I covered the Genesis game, so lets dig into the lesser known Master System port. First off, holy moly it runs, runs decent too. Obvious audio and visual downgrades are here. I did noticed jumping feels a bit stiffer and you have to be closed to attack? But combat felt the same otherwise. Bosses are, big surprise, now part of the background. The partners you’d get in each dungeon are also missing. But otherwise, this is a rather faithful port. Wait actually, they removed Sky Palace’s theme. It’s awful, that’s the best song in the game.
I Know Where I’m Going
Seeing as this is a Ratalaika joint, you’ll probably expect a few things. The absolutely ridiculous filter and scanline options, button mapping, you know. There’s a decent gallery for art and all of the manuals and covers, un altered. Always a treat. On top of that, you get maps for every, single, game. Each version of each game has their maps shown, no matter how big or small. Locations of doors, hidden goodies, you name it. It’s like looking into a strategy guide, really firing up the Nintendo Power nostalgia.
One thing I do have issue with is a lack of a music gallery. Not a huge issue and ultimately not needed to me as much as nice galleries are, but this series has some killer tunes.
This Collection is a Wonder!
If you read my review on the first bundle, my biggest and really only issue was the fact we got only four of the six games. That is very much not an issue anymore. Six games, all of their Japanese made editions. I didn’t go in expecting the Hudson games or European Micro ports, so I’m not bummed on that. I am more than happy with this release and I am more than happy for that Strictly Limited Games physical release.

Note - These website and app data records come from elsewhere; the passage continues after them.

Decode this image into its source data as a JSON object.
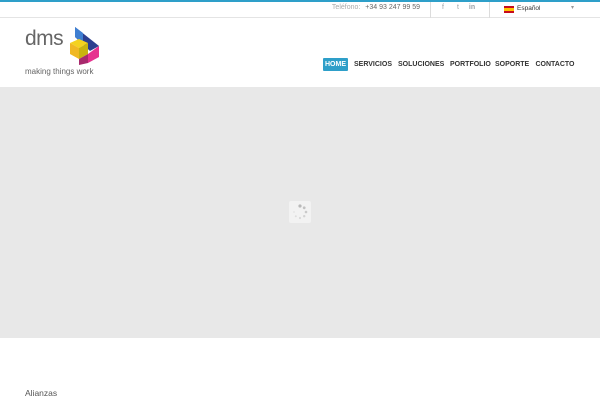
{
  "topbar": {
    "phone_label": "Teléfono:",
    "phone_number": "+34 93 247 99 59",
    "social": {
      "facebook": "f",
      "twitter": "t",
      "linkedin": "in"
    },
    "language": "Español"
  },
  "logo": {
    "wordmark": "dms",
    "tagline": "making things work"
  },
  "nav": {
    "items": [
      "HOME",
      "SERVICIOS",
      "SOLUCIONES",
      "PORTFOLIO",
      "SOPORTE",
      "CONTACTO"
    ],
    "active": "HOME"
  },
  "sections": {
    "alliances_title": "Alianzas"
  },
  "colors": {
    "accent": "#2e9fc9",
    "slider_bg": "#e8e8e8"
  }
}
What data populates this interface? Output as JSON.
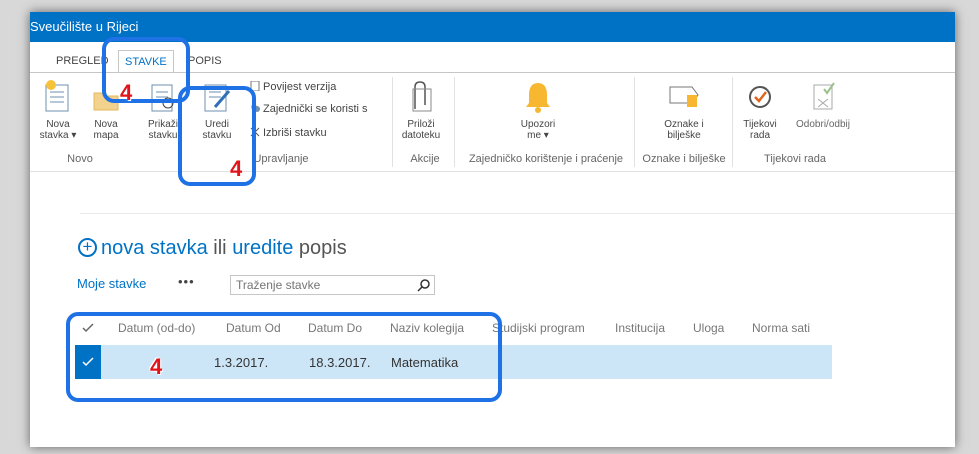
{
  "app": {
    "site_title": "Sveučilište u Rijeci"
  },
  "tabs": [
    {
      "label": "PREGLED"
    },
    {
      "label": "STAVKE"
    },
    {
      "label": "POPIS"
    }
  ],
  "ribbon": {
    "nova_stavka_l1": "Nova",
    "nova_stavka_l2": "stavka ▾",
    "nova_mapa_l1": "Nova",
    "nova_mapa_l2": "mapa",
    "prikazi_l1": "Prikaži",
    "prikazi_l2": "stavku",
    "uredi_l1": "Uredi",
    "uredi_l2": "stavku",
    "povijest": "Povijest verzija",
    "zajednicki": "Zajednički se koristi s",
    "izbrisi": "Izbriši stavku",
    "prilozi_l1": "Priloži",
    "prilozi_l2": "datoteku",
    "upozori_l1": "Upozori",
    "upozori_l2": "me ▾",
    "oznake_l1": "Oznake i",
    "oznake_l2": "bilješke",
    "tijekovi_l1": "Tijekovi",
    "tijekovi_l2": "rada",
    "odobri": "Odobri/odbij",
    "groups": {
      "novo": "Novo",
      "upravljanje": "Upravljanje",
      "akcije": "Akcije",
      "zajednicko": "Zajedničko korištenje i praćenje",
      "oznake": "Oznake i bilješke",
      "tijekovi": "Tijekovi rada"
    }
  },
  "list": {
    "new_item_plus": "+",
    "new_item_link": "nova stavka",
    "new_item_mid": " ili ",
    "edit_link": "uredite",
    "new_item_tail": " popis",
    "view_label": "Moje stavke",
    "more": "•••",
    "search_placeholder": "Traženje stavke",
    "columns": [
      "Datum (od-do)",
      "Datum Od",
      "Datum Do",
      "Naziv kolegija",
      "Studijski program",
      "Institucija",
      "Uloga",
      "Norma sati"
    ],
    "rows": [
      {
        "datum_od": "1.3.2017.",
        "datum_do": "18.3.2017.",
        "naziv": "Matematika"
      }
    ]
  },
  "annotations": {
    "step_number": "4"
  },
  "colors": {
    "suitebar": "#0072c6",
    "highlight": "#1e72e6",
    "annotation": "#e0141a",
    "selected_row": "#cde6f7"
  }
}
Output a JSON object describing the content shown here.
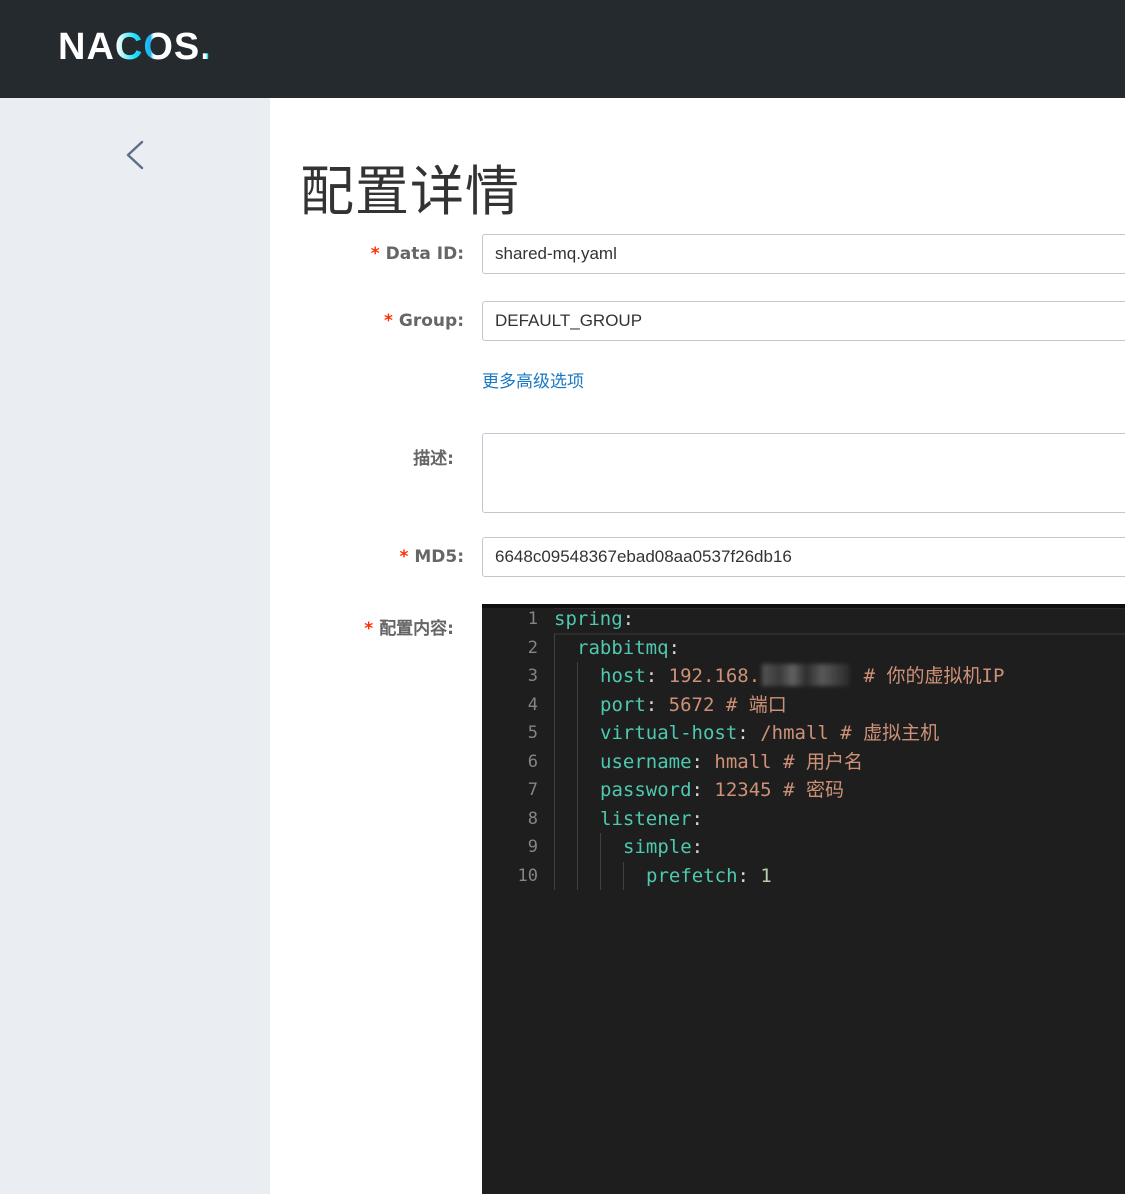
{
  "header": {
    "logo_text": "NACOS."
  },
  "sidebar": {
    "back_icon": "chevron-left-icon"
  },
  "page": {
    "title": "配置详情"
  },
  "form": {
    "data_id": {
      "required_mark": "*",
      "label": "Data ID:",
      "value": "shared-mq.yaml"
    },
    "group": {
      "required_mark": "*",
      "label": "Group:",
      "value": "DEFAULT_GROUP"
    },
    "advanced_link": "更多高级选项",
    "description": {
      "label": "描述:",
      "value": ""
    },
    "md5": {
      "required_mark": "*",
      "label": "MD5:",
      "value": "6648c09548367ebad08aa0537f26db16"
    },
    "content": {
      "required_mark": "*",
      "label": "配置内容:"
    }
  },
  "editor": {
    "lines": [
      {
        "no": "1",
        "indent": 0,
        "key": "spring",
        "value": "",
        "comment": ""
      },
      {
        "no": "2",
        "indent": 1,
        "key": "rabbitmq",
        "value": "",
        "comment": ""
      },
      {
        "no": "3",
        "indent": 2,
        "key": "host",
        "value": "192.168.",
        "comment": "# 你的虚拟机IP",
        "redacted": true
      },
      {
        "no": "4",
        "indent": 2,
        "key": "port",
        "value": "5672",
        "comment": "# 端口"
      },
      {
        "no": "5",
        "indent": 2,
        "key": "virtual-host",
        "value": "/hmall",
        "comment": "# 虚拟主机"
      },
      {
        "no": "6",
        "indent": 2,
        "key": "username",
        "value": "hmall",
        "comment": "# 用户名"
      },
      {
        "no": "7",
        "indent": 2,
        "key": "password",
        "value": "12345",
        "comment": "# 密码"
      },
      {
        "no": "8",
        "indent": 2,
        "key": "listener",
        "value": "",
        "comment": ""
      },
      {
        "no": "9",
        "indent": 3,
        "key": "simple",
        "value": "",
        "comment": ""
      },
      {
        "no": "10",
        "indent": 4,
        "key": "prefetch",
        "value": "1",
        "comment": "",
        "numeric": true
      }
    ],
    "colors": {
      "background": "#1e1e1e",
      "key": "#4ec9b0",
      "string": "#ce9178",
      "number": "#b5cea8",
      "line_number": "#858585"
    }
  },
  "colors": {
    "topbar": "#252a2f",
    "sidebar": "#eaeef3",
    "required": "#ff3000",
    "link": "#1a78c2"
  }
}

Buy Now: $29.99 – $109.99 Collectors – $164.99 Ultra
*Game Download Code graciously provided for the purpose of reviews